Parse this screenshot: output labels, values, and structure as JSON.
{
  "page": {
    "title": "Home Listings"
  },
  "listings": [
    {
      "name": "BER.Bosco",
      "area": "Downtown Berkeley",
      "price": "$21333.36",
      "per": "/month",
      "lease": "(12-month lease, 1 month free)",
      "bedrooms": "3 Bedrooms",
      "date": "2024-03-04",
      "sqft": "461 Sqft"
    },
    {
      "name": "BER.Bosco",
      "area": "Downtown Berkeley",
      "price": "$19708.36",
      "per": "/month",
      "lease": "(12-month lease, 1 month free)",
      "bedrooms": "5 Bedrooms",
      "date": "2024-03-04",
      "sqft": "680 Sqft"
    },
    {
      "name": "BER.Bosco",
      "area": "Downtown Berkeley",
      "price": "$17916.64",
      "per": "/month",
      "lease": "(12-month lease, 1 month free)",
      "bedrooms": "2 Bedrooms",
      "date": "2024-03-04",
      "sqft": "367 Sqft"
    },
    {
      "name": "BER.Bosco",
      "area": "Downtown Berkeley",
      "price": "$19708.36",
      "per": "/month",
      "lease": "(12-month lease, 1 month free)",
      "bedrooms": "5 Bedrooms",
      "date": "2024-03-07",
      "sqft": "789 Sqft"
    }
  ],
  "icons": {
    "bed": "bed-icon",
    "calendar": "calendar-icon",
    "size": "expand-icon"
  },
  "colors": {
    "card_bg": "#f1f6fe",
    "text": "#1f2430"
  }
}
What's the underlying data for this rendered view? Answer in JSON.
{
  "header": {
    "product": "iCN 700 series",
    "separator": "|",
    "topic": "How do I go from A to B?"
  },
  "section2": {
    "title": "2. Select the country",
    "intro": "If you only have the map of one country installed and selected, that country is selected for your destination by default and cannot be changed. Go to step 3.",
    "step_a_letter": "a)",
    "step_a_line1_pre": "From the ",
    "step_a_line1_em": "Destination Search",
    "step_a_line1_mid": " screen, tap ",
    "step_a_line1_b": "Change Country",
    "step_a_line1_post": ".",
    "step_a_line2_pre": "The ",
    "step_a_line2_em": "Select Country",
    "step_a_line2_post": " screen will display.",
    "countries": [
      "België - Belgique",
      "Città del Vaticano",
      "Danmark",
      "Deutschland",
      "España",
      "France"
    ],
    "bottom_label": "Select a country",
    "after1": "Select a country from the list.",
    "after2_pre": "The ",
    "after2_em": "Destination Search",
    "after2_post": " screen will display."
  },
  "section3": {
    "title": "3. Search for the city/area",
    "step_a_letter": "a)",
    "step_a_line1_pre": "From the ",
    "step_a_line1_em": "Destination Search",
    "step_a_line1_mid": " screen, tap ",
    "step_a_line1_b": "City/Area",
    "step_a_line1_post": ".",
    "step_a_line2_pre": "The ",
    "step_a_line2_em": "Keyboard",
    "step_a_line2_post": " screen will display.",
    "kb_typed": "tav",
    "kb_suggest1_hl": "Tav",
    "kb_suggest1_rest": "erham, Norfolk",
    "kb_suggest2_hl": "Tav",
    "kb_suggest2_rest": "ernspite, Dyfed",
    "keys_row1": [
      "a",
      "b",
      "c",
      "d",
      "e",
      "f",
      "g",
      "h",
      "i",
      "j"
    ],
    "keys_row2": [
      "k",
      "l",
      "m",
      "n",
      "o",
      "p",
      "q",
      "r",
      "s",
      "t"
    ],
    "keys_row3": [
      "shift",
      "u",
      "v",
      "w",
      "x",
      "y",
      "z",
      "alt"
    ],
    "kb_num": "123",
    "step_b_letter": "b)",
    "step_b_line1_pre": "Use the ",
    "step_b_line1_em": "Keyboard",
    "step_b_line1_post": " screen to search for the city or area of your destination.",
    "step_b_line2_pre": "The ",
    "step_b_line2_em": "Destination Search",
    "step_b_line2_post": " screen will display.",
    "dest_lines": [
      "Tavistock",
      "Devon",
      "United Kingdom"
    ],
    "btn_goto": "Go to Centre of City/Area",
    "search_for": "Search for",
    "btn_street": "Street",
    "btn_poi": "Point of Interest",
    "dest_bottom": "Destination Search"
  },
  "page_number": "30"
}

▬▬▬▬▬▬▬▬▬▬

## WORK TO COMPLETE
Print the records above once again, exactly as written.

## EXERCISE RESULT
Parse this screenshot: output labels, values, and structure as JSON.
{
  "page": {
    "title": "Home Listings"
  },
  "listings": [
    {
      "name": "BER.Bosco",
      "area": "Downtown Berkeley",
      "price": "$21333.36",
      "per": "/month",
      "lease": "(12-month lease, 1 month free)",
      "bedrooms": "3 Bedrooms",
      "date": "2024-03-04",
      "sqft": "461 Sqft"
    },
    {
      "name": "BER.Bosco",
      "area": "Downtown Berkeley",
      "price": "$19708.36",
      "per": "/month",
      "lease": "(12-month lease, 1 month free)",
      "bedrooms": "5 Bedrooms",
      "date": "2024-03-04",
      "sqft": "680 Sqft"
    },
    {
      "name": "BER.Bosco",
      "area": "Downtown Berkeley",
      "price": "$17916.64",
      "per": "/month",
      "lease": "(12-month lease, 1 month free)",
      "bedrooms": "2 Bedrooms",
      "date": "2024-03-04",
      "sqft": "367 Sqft"
    },
    {
      "name": "BER.Bosco",
      "area": "Downtown Berkeley",
      "price": "$19708.36",
      "per": "/month",
      "lease": "(12-month lease, 1 month free)",
      "bedrooms": "5 Bedrooms",
      "date": "2024-03-07",
      "sqft": "789 Sqft"
    }
  ],
  "icons": {
    "bed": "bed-icon",
    "calendar": "calendar-icon",
    "size": "expand-icon"
  },
  "colors": {
    "card_bg": "#f1f6fe",
    "text": "#1f2430"
  }
}
What's the underlying data for this rendered view? Answer in JSON.
{
  "header": {
    "product": "iCN 700 series",
    "separator": "|",
    "topic": "How do I go from A to B?"
  },
  "section2": {
    "title": "2. Select the country",
    "intro": "If you only have the map of one country installed and selected, that country is selected for your destination by default and cannot be changed. Go to step 3.",
    "step_a_letter": "a)",
    "step_a_line1_pre": "From the ",
    "step_a_line1_em": "Destination Search",
    "step_a_line1_mid": " screen, tap ",
    "step_a_line1_b": "Change Country",
    "step_a_line1_post": ".",
    "step_a_line2_pre": "The ",
    "step_a_line2_em": "Select Country",
    "step_a_line2_post": " screen will display.",
    "countries": [
      "België - Belgique",
      "Città del Vaticano",
      "Danmark",
      "Deutschland",
      "España",
      "France"
    ],
    "bottom_label": "Select a country",
    "after1": "Select a country from the list.",
    "after2_pre": "The ",
    "after2_em": "Destination Search",
    "after2_post": " screen will display."
  },
  "section3": {
    "title": "3. Search for the city/area",
    "step_a_letter": "a)",
    "step_a_line1_pre": "From the ",
    "step_a_line1_em": "Destination Search",
    "step_a_line1_mid": " screen, tap ",
    "step_a_line1_b": "City/Area",
    "step_a_line1_post": ".",
    "step_a_line2_pre": "The ",
    "step_a_line2_em": "Keyboard",
    "step_a_line2_post": " screen will display.",
    "kb_typed": "tav",
    "kb_suggest1_hl": "Tav",
    "kb_suggest1_rest": "erham, Norfolk",
    "kb_suggest2_hl": "Tav",
    "kb_suggest2_rest": "ernspite, Dyfed",
    "keys_row1": [
      "a",
      "b",
      "c",
      "d",
      "e",
      "f",
      "g",
      "h",
      "i",
      "j"
    ],
    "keys_row2": [
      "k",
      "l",
      "m",
      "n",
      "o",
      "p",
      "q",
      "r",
      "s",
      "t"
    ],
    "keys_row3": [
      "shift",
      "u",
      "v",
      "w",
      "x",
      "y",
      "z",
      "alt"
    ],
    "kb_num": "123",
    "step_b_letter": "b)",
    "step_b_line1_pre": "Use the ",
    "step_b_line1_em": "Keyboard",
    "step_b_line1_post": " screen to search for the city or area of your destination.",
    "step_b_line2_pre": "The ",
    "step_b_line2_em": "Destination Search",
    "step_b_line2_post": " screen will display.",
    "dest_lines": [
      "Tavistock",
      "Devon",
      "United Kingdom"
    ],
    "btn_goto": "Go to Centre of City/Area",
    "search_for": "Search for",
    "btn_street": "Street",
    "btn_poi": "Point of Interest",
    "dest_bottom": "Destination Search"
  },
  "page_number": "30"
}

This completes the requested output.